» **TASK TO CARRY OUT**
The required answer is every line of the data containing the word "down".

App and web page records
Content starts
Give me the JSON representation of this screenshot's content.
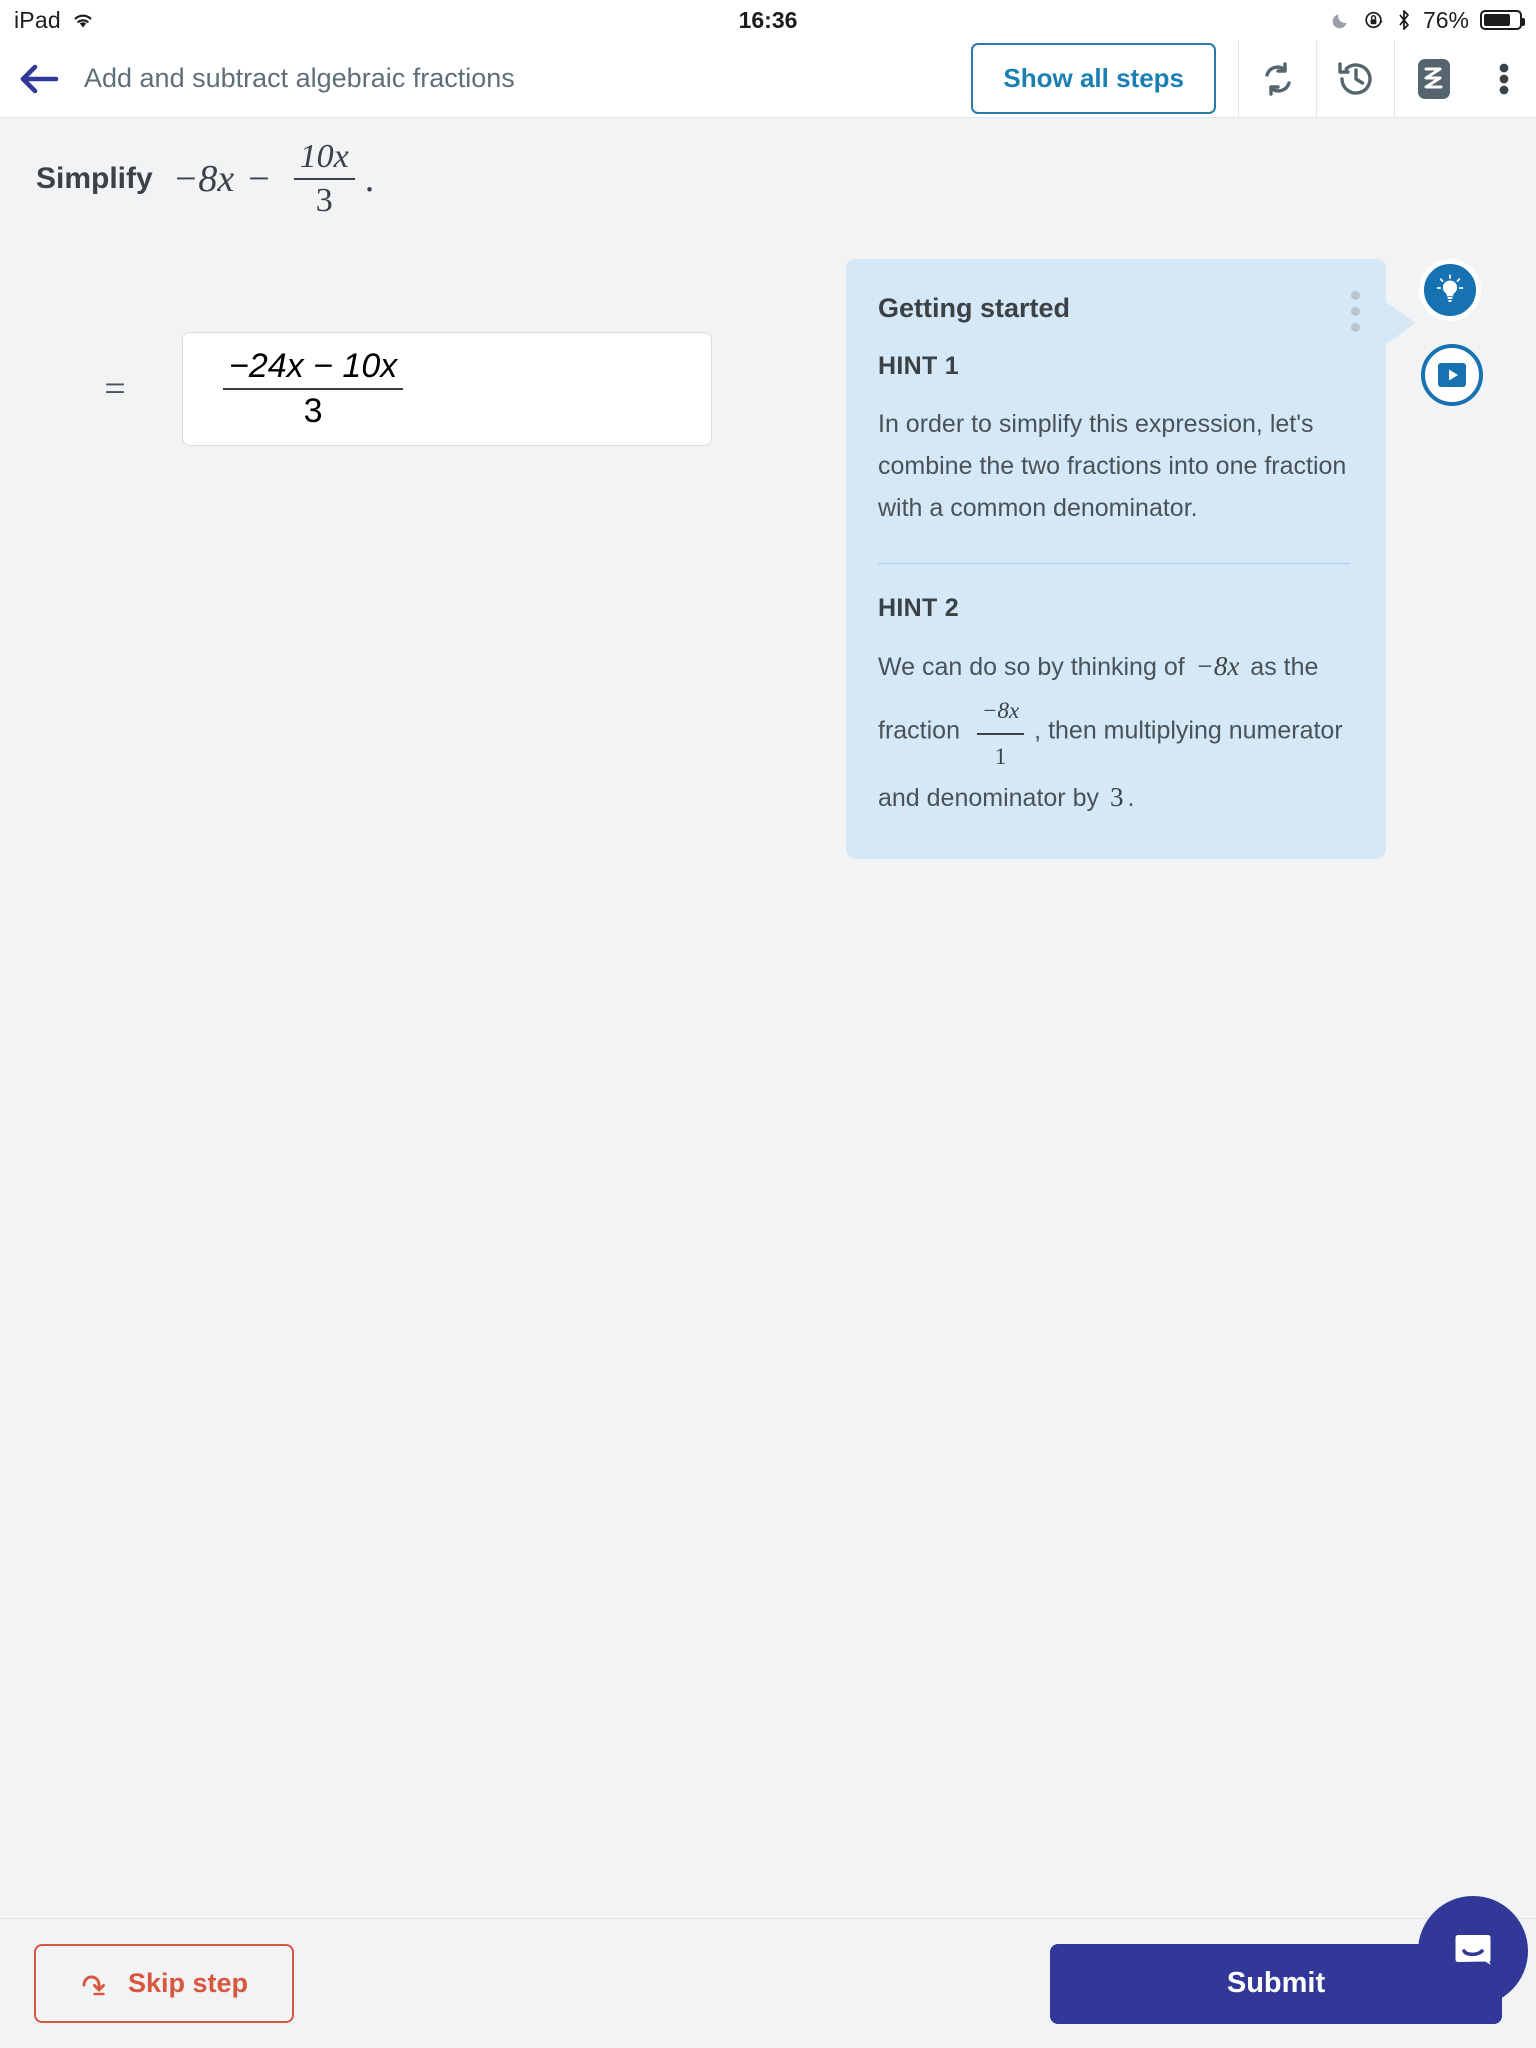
{
  "status_bar": {
    "device": "iPad",
    "wifi_icon": "wifi-icon",
    "time": "16:36",
    "dnd_icon": "moon-icon",
    "rotation_lock_icon": "rotation-lock-icon",
    "bluetooth_icon": "bluetooth-icon",
    "battery_text": "76%",
    "battery_percent": 76
  },
  "header": {
    "back_icon": "back-arrow-icon",
    "title": "Add and subtract algebraic fractions",
    "show_all_steps_label": "Show all steps",
    "tools": [
      {
        "name": "refresh-icon",
        "label": "Refresh"
      },
      {
        "name": "history-icon",
        "label": "History"
      },
      {
        "name": "scribble-pad-icon",
        "label": "Scribble"
      },
      {
        "name": "overflow-menu-icon",
        "label": "More options"
      }
    ]
  },
  "problem": {
    "label": "Simplify",
    "term": "−8x",
    "operator": "−",
    "fraction": {
      "numerator": "10x",
      "denominator": "3"
    },
    "period": "."
  },
  "step": {
    "equals": "=",
    "answer": {
      "numerator": "−24x − 10x",
      "denominator": "3"
    }
  },
  "hint_panel": {
    "title": "Getting started",
    "menu_icon": "overflow-menu-icon",
    "hints": [
      {
        "label": "HINT 1",
        "text": "In order to simplify this expression, let's combine the two fractions into one fraction with a common denominator."
      },
      {
        "label": "HINT 2",
        "text_part1": "We can do so by thinking of",
        "math1": "−8x",
        "text_part2": "as the fraction",
        "fraction": {
          "numerator": "−8x",
          "denominator": "1"
        },
        "text_part3": ", then multiplying numerator and denominator by",
        "math2": "3",
        "text_part4": "."
      }
    ]
  },
  "floating_buttons": {
    "hint_icon": "lightbulb-icon",
    "video_icon": "play-video-icon"
  },
  "footer": {
    "skip_icon": "skip-arrow-icon",
    "skip_label": "Skip step",
    "submit_label": "Submit",
    "chat_icon": "chat-bubble-icon"
  },
  "colors": {
    "accent_blue": "#1672b0",
    "indigo": "#323897",
    "skip_red": "#d9563f",
    "hint_bg": "#d4e8f7",
    "page_bg": "#f1f3f4"
  }
}
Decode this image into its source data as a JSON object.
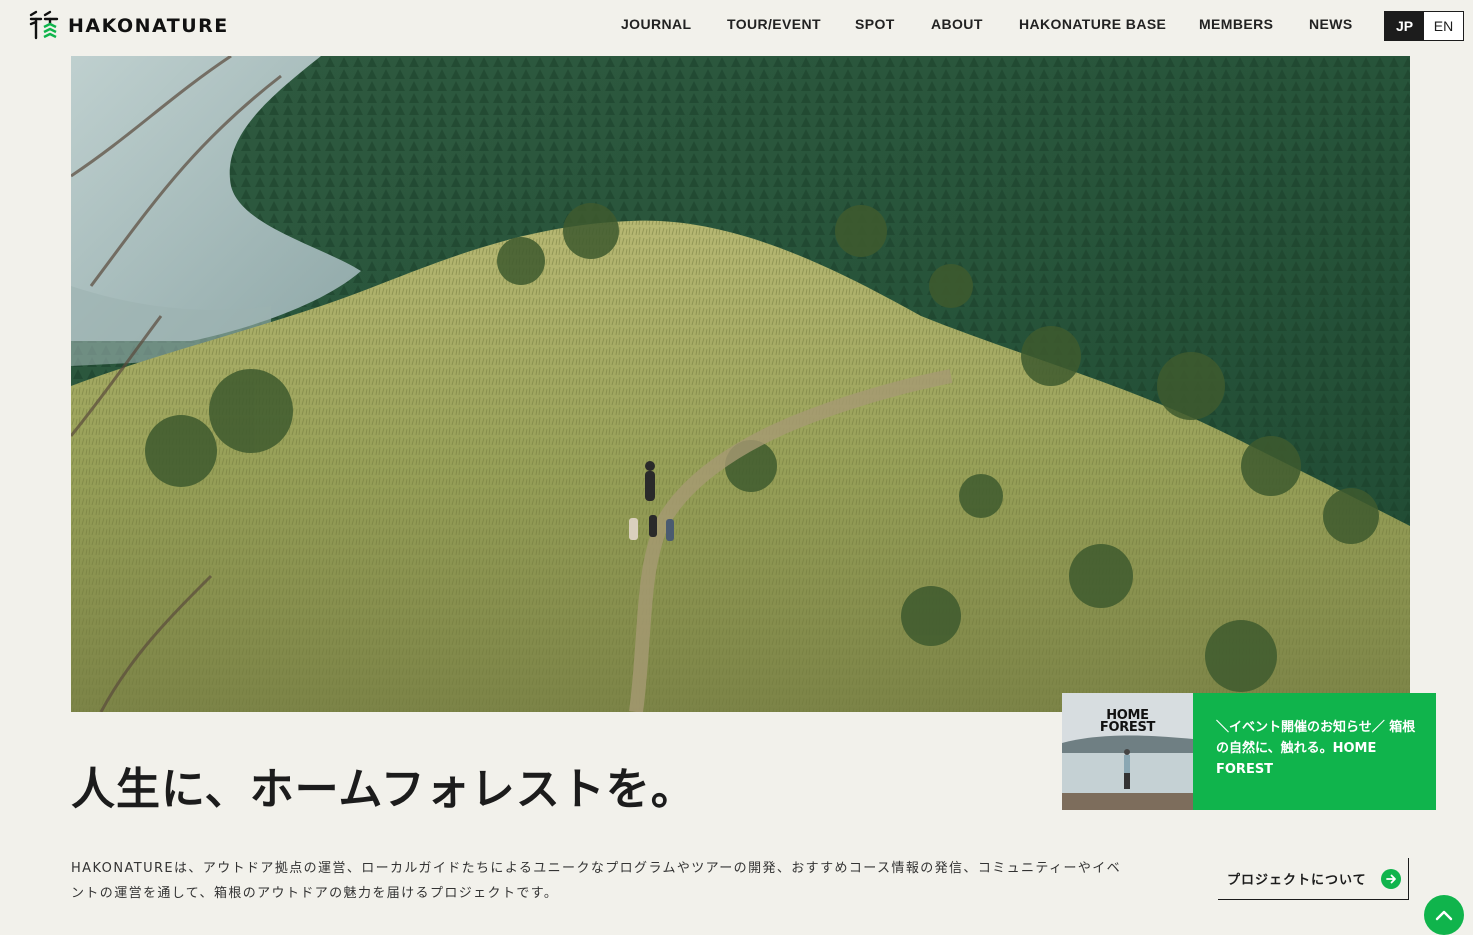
{
  "header": {
    "logo_text": "HAKONATURE",
    "nav": [
      {
        "label": "JOURNAL"
      },
      {
        "label": "TOUR/EVENT"
      },
      {
        "label": "SPOT"
      },
      {
        "label": "ABOUT"
      },
      {
        "label": "HAKONATURE BASE"
      },
      {
        "label": "MEMBERS"
      },
      {
        "label": "NEWS"
      }
    ],
    "lang": {
      "active": "JP",
      "other": "EN"
    }
  },
  "event_card": {
    "thumb_title_line1": "HOME",
    "thumb_title_line2": "FOREST",
    "text": "＼イベント開催のお知らせ／ 箱根の自然に、触れる。HOME FOREST"
  },
  "tagline": "人生に、ホームフォレストを。",
  "description": "HAKONATUREは、アウトドア拠点の運営、ローカルガイドたちによるユニークなプログラムやツアーの開発、おすすめコース情報の発信、コミュニティーやイベントの運営を通して、箱根のアウトドアの魅力を届けるプロジェクトです。",
  "project_link": {
    "label": "プロジェクトについて"
  },
  "icons": {
    "logo": "hakonature-logo-icon",
    "arrow": "arrow-right-icon",
    "back_to_top": "chevron-up-icon"
  },
  "colors": {
    "accent": "#10b44c",
    "background": "#f2f1eb",
    "text": "#1c1c1c"
  }
}
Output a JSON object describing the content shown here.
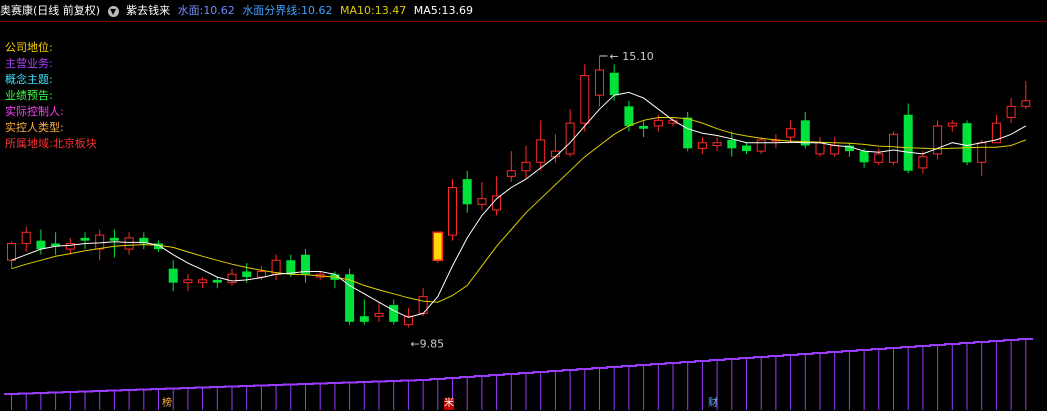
{
  "header": {
    "title": "奥赛康(日线 前复权)",
    "toggle_icon": "chevron-down-circle-icon",
    "indicator_name": "紫去钱来",
    "water_label": "水面:",
    "water_value": "10.62",
    "boundary_label": "水面分界线:",
    "boundary_value": "10.62",
    "ma10_label": "MA10:",
    "ma10_value": "13.47",
    "ma5_label": "MA5:",
    "ma5_value": "13.69"
  },
  "info": {
    "company_position": "公司地位:",
    "main_business": "主营业务:",
    "concept_theme": "概念主题:",
    "earnings_forecast": "业绩预告:",
    "actual_controller": "实际控制人:",
    "controller_type": "实控人类型:",
    "region_label": "所属地域:",
    "region_value": "北京板块"
  },
  "markers": {
    "high_label": "15.10",
    "low_label": "9.85",
    "m1": "榜",
    "m2": "米",
    "m3": "财"
  },
  "colors": {
    "up": "#ff2a2a",
    "down": "#00e13a",
    "special": "#ffd700",
    "ma5": "#ffffff",
    "ma10": "#e0d000",
    "volume": "#9a3cff",
    "water": "#4a6cff",
    "boundary": "#3fa0ff",
    "info_yellow": "#ffd700",
    "info_purple": "#b040ff",
    "info_cyan": "#40e0ff",
    "info_green": "#40ff40",
    "info_magenta": "#ff40ff",
    "info_orange": "#ffb040",
    "info_red": "#ff3030"
  },
  "chart_data": {
    "type": "candlestick",
    "price_range": [
      9.4,
      15.6
    ],
    "candles": [
      [
        11.45,
        11.75,
        11.78,
        11.3
      ],
      [
        11.75,
        11.95,
        12.05,
        11.6
      ],
      [
        11.8,
        11.65,
        12.0,
        11.55
      ],
      [
        11.75,
        11.7,
        11.95,
        11.55
      ],
      [
        11.65,
        11.75,
        11.85,
        11.55
      ],
      [
        11.85,
        11.8,
        11.95,
        11.65
      ],
      [
        11.65,
        11.9,
        12.0,
        11.45
      ],
      [
        11.85,
        11.8,
        12.0,
        11.5
      ],
      [
        11.65,
        11.85,
        11.95,
        11.55
      ],
      [
        11.85,
        11.75,
        11.95,
        11.65
      ],
      [
        11.75,
        11.65,
        11.8,
        11.6
      ],
      [
        11.3,
        11.05,
        11.45,
        10.9
      ],
      [
        11.05,
        11.1,
        11.2,
        10.9
      ],
      [
        11.05,
        11.1,
        11.15,
        10.95
      ],
      [
        11.1,
        11.05,
        11.15,
        10.95
      ],
      [
        11.05,
        11.2,
        11.3,
        11.0
      ],
      [
        11.25,
        11.15,
        11.4,
        11.05
      ],
      [
        11.15,
        11.25,
        11.35,
        11.1
      ],
      [
        11.2,
        11.45,
        11.55,
        11.1
      ],
      [
        11.45,
        11.2,
        11.55,
        11.15
      ],
      [
        11.55,
        11.2,
        11.65,
        11.05
      ],
      [
        11.15,
        11.2,
        11.25,
        11.1
      ],
      [
        11.2,
        11.1,
        11.25,
        10.95
      ],
      [
        11.2,
        10.35,
        11.3,
        10.3
      ],
      [
        10.45,
        10.35,
        10.75,
        10.3
      ],
      [
        10.45,
        10.5,
        10.7,
        10.35
      ],
      [
        10.65,
        10.35,
        10.75,
        10.3
      ],
      [
        10.3,
        10.45,
        10.6,
        10.25
      ],
      [
        10.5,
        10.8,
        10.95,
        10.45
      ],
      [
        11.45,
        11.95,
        11.95,
        11.4
      ],
      [
        11.9,
        12.75,
        12.9,
        11.8
      ],
      [
        12.9,
        12.45,
        13.05,
        12.3
      ],
      [
        12.45,
        12.55,
        12.85,
        12.35
      ],
      [
        12.35,
        12.6,
        12.95,
        12.25
      ],
      [
        12.95,
        13.05,
        13.4,
        12.85
      ],
      [
        13.05,
        13.2,
        13.5,
        12.9
      ],
      [
        13.2,
        13.6,
        13.95,
        13.05
      ],
      [
        13.3,
        13.4,
        13.7,
        13.2
      ],
      [
        13.35,
        13.9,
        14.15,
        13.3
      ],
      [
        13.9,
        14.75,
        14.95,
        13.75
      ],
      [
        14.4,
        14.85,
        15.1,
        14.2
      ],
      [
        14.8,
        14.4,
        14.95,
        14.3
      ],
      [
        14.2,
        13.85,
        14.3,
        13.75
      ],
      [
        13.85,
        13.8,
        13.95,
        13.65
      ],
      [
        13.85,
        13.95,
        14.05,
        13.75
      ],
      [
        13.9,
        13.95,
        14.0,
        13.85
      ],
      [
        14.0,
        13.45,
        14.1,
        13.4
      ],
      [
        13.45,
        13.55,
        13.65,
        13.35
      ],
      [
        13.5,
        13.55,
        13.65,
        13.4
      ],
      [
        13.6,
        13.45,
        13.75,
        13.3
      ],
      [
        13.5,
        13.4,
        13.55,
        13.35
      ],
      [
        13.4,
        13.6,
        13.65,
        13.35
      ],
      [
        13.6,
        13.6,
        13.7,
        13.45
      ],
      [
        13.65,
        13.8,
        13.95,
        13.55
      ],
      [
        13.95,
        13.5,
        14.1,
        13.45
      ],
      [
        13.35,
        13.55,
        13.65,
        13.3
      ],
      [
        13.35,
        13.5,
        13.65,
        13.3
      ],
      [
        13.5,
        13.4,
        13.55,
        13.3
      ],
      [
        13.4,
        13.2,
        13.45,
        13.1
      ],
      [
        13.2,
        13.35,
        13.45,
        13.15
      ],
      [
        13.2,
        13.7,
        13.75,
        13.15
      ],
      [
        14.05,
        13.05,
        14.25,
        13.0
      ],
      [
        13.1,
        13.3,
        13.4,
        13.0
      ],
      [
        13.35,
        13.85,
        13.95,
        13.25
      ],
      [
        13.85,
        13.9,
        13.95,
        13.75
      ],
      [
        13.9,
        13.2,
        13.95,
        13.15
      ],
      [
        13.2,
        13.55,
        13.6,
        12.95
      ],
      [
        13.55,
        13.9,
        14.05,
        13.55
      ],
      [
        14.0,
        14.2,
        14.35,
        13.9
      ],
      [
        14.2,
        14.3,
        14.65,
        14.15
      ]
    ],
    "ma5": [
      11.45,
      11.55,
      11.65,
      11.7,
      11.72,
      11.75,
      11.76,
      11.78,
      11.77,
      11.77,
      11.72,
      11.55,
      11.4,
      11.28,
      11.15,
      11.08,
      11.1,
      11.14,
      11.2,
      11.22,
      11.25,
      11.25,
      11.2,
      11.0,
      10.85,
      10.7,
      10.55,
      10.43,
      10.5,
      10.8,
      11.35,
      11.85,
      12.25,
      12.55,
      12.75,
      12.9,
      13.1,
      13.3,
      13.55,
      13.85,
      14.15,
      14.4,
      14.45,
      14.35,
      14.15,
      13.95,
      13.8,
      13.72,
      13.68,
      13.62,
      13.55,
      13.55,
      13.55,
      13.56,
      13.55,
      13.55,
      13.5,
      13.48,
      13.4,
      13.38,
      13.42,
      13.38,
      13.35,
      13.45,
      13.55,
      13.5,
      13.55,
      13.6,
      13.7,
      13.85
    ],
    "ma10": [
      11.3,
      11.38,
      11.45,
      11.52,
      11.57,
      11.62,
      11.66,
      11.7,
      11.72,
      11.73,
      11.72,
      11.68,
      11.6,
      11.52,
      11.45,
      11.38,
      11.32,
      11.27,
      11.23,
      11.2,
      11.19,
      11.17,
      11.15,
      11.1,
      11.0,
      10.92,
      10.85,
      10.78,
      10.72,
      10.7,
      10.82,
      11.0,
      11.35,
      11.7,
      12.0,
      12.3,
      12.55,
      12.8,
      13.05,
      13.3,
      13.5,
      13.7,
      13.85,
      13.95,
      14.0,
      14.0,
      13.98,
      13.9,
      13.8,
      13.72,
      13.67,
      13.63,
      13.6,
      13.58,
      13.57,
      13.56,
      13.55,
      13.54,
      13.52,
      13.49,
      13.48,
      13.46,
      13.45,
      13.44,
      13.45,
      13.46,
      13.47,
      13.47,
      13.5,
      13.6
    ],
    "special_index": 29,
    "high_index": 40,
    "low_index": 27,
    "volume_range": [
      0,
      100
    ],
    "volume": [
      16,
      16.5,
      17,
      17.5,
      18,
      18.5,
      19,
      19.5,
      20,
      20.5,
      21,
      21.5,
      22,
      22.5,
      23,
      23.5,
      24,
      24.5,
      25,
      25.5,
      26,
      26.5,
      27,
      27.5,
      28,
      28.5,
      29,
      29.5,
      30,
      31,
      32,
      33,
      34,
      35,
      36,
      37,
      38,
      39,
      40,
      41,
      42,
      43,
      44,
      45,
      46,
      47,
      48,
      49,
      50,
      51,
      52,
      53,
      54,
      55,
      56,
      57,
      58,
      59,
      60,
      61,
      62,
      63,
      64,
      65,
      66,
      67,
      68,
      69,
      70,
      71
    ]
  }
}
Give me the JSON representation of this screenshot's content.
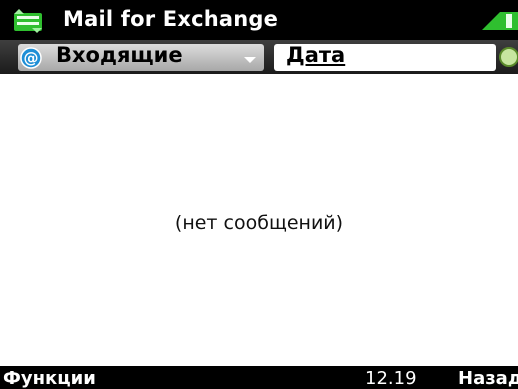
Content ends
» **ANSWER TO THIS TASK**
    "toggle_icon": "chevron-down-circle-icon",
    "down": "#00e13a",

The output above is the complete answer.